A complete response lists each line of the data below that includes the word "background".
=== Section Start ===
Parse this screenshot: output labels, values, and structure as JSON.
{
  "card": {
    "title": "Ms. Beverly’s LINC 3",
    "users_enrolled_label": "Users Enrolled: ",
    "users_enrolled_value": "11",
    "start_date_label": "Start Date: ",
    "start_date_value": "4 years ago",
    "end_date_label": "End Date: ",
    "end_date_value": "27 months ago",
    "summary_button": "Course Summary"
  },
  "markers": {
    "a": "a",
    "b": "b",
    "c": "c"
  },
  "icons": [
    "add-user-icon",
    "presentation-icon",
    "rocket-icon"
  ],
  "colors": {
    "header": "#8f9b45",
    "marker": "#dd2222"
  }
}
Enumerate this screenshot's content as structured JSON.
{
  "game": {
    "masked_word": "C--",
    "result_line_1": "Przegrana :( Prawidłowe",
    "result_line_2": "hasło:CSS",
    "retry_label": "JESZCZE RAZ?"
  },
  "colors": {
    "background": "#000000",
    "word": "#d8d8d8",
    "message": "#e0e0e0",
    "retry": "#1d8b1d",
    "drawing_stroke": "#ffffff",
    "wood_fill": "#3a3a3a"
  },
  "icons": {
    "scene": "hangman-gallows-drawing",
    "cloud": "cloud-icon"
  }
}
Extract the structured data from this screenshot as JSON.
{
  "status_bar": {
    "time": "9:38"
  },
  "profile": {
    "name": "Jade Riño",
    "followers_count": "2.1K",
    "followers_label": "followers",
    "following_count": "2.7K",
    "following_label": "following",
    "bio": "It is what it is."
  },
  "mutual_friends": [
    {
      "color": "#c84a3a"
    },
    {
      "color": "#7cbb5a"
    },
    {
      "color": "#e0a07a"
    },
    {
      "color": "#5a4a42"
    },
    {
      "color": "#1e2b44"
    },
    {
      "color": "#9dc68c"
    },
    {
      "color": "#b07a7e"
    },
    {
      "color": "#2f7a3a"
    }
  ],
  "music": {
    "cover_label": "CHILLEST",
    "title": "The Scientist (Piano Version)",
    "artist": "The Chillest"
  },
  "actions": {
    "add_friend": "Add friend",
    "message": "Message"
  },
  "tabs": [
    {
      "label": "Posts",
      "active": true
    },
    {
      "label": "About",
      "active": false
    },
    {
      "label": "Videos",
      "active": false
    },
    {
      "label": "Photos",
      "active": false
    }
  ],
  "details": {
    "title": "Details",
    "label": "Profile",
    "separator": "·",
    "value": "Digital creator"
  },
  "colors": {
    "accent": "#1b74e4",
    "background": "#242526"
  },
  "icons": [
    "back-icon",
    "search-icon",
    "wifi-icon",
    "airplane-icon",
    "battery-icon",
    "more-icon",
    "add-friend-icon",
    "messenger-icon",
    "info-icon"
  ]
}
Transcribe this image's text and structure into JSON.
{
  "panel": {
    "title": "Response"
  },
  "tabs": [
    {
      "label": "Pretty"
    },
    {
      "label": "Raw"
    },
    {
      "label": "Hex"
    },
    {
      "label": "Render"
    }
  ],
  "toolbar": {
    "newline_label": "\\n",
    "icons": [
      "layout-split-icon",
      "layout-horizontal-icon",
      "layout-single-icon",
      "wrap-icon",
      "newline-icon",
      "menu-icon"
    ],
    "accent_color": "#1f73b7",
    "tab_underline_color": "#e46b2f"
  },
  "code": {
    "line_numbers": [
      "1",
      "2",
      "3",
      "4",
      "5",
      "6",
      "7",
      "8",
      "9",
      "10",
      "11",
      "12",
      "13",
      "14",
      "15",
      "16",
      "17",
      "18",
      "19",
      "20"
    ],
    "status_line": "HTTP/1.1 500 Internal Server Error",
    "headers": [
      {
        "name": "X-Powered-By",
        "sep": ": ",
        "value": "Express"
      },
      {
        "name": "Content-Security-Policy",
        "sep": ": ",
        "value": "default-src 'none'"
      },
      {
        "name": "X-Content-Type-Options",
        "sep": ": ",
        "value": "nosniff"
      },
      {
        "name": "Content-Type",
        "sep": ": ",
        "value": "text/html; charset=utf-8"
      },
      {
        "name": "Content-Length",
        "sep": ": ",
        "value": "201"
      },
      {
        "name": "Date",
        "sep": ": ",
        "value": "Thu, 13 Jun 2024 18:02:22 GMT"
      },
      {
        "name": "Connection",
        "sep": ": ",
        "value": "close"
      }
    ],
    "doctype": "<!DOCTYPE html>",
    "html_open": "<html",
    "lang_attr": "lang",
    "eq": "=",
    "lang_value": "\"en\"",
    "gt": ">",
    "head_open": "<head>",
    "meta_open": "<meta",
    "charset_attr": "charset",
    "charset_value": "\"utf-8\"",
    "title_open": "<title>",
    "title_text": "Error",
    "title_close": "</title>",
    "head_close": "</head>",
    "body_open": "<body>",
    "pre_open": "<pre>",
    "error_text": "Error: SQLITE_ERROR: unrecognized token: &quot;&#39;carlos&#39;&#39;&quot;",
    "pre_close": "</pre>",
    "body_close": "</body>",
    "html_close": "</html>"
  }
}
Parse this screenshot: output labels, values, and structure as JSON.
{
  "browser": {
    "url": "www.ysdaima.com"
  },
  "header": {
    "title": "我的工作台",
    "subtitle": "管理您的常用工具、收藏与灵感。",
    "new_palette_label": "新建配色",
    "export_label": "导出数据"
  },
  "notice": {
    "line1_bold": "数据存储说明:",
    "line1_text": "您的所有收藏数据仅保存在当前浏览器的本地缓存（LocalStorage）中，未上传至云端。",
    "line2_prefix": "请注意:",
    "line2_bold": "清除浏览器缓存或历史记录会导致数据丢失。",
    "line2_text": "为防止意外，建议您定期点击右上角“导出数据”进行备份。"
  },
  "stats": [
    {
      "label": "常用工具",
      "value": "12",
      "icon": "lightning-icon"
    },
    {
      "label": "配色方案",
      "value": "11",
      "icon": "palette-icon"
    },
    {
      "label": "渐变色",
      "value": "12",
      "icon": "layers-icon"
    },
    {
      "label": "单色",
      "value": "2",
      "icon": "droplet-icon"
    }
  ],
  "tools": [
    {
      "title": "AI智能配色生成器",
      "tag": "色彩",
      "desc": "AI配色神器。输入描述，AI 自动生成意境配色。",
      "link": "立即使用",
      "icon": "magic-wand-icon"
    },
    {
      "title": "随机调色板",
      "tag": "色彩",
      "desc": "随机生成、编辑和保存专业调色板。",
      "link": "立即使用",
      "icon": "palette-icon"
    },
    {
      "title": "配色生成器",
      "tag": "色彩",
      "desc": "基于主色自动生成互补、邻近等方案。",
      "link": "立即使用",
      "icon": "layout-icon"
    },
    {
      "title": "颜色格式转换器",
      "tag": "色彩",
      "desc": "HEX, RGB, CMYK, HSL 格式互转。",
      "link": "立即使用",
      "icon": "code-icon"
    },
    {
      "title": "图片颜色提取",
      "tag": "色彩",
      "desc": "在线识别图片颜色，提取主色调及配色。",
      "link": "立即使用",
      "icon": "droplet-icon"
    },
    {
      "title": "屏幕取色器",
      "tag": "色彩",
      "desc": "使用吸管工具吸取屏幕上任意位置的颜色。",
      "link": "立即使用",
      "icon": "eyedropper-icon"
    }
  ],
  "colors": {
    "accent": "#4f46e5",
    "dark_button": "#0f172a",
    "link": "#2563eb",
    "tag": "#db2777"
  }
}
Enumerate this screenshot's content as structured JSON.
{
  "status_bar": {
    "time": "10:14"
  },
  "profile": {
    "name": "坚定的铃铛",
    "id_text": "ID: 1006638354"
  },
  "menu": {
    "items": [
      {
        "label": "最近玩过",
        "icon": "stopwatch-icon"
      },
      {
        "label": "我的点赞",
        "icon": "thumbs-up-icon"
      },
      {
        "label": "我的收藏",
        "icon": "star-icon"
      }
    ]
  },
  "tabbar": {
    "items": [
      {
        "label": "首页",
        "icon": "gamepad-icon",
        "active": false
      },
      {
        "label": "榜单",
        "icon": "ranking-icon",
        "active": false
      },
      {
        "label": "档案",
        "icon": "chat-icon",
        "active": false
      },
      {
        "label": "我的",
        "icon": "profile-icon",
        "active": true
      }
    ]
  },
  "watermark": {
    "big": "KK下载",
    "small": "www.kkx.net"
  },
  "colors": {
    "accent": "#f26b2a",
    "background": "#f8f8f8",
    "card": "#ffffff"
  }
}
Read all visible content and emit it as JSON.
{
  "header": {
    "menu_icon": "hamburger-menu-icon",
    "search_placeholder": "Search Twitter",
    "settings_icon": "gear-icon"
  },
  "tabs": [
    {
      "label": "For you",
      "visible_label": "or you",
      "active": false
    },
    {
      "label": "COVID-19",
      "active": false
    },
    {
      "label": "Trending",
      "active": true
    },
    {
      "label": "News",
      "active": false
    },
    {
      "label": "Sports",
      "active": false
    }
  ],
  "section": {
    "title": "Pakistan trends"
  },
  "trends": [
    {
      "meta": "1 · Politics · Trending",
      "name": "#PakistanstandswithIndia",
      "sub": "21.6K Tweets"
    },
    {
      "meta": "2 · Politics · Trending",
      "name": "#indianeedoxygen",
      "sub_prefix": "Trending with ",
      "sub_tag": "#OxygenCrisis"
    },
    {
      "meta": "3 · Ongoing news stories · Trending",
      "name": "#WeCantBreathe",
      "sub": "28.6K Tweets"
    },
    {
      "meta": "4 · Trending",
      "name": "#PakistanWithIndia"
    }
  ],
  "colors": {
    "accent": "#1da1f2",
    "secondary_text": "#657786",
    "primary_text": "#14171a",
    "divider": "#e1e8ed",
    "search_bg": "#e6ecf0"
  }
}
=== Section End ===
- Solution to the problem
    "background": "#000000",
    "background": "#242526"
    "background": "#f8f8f8",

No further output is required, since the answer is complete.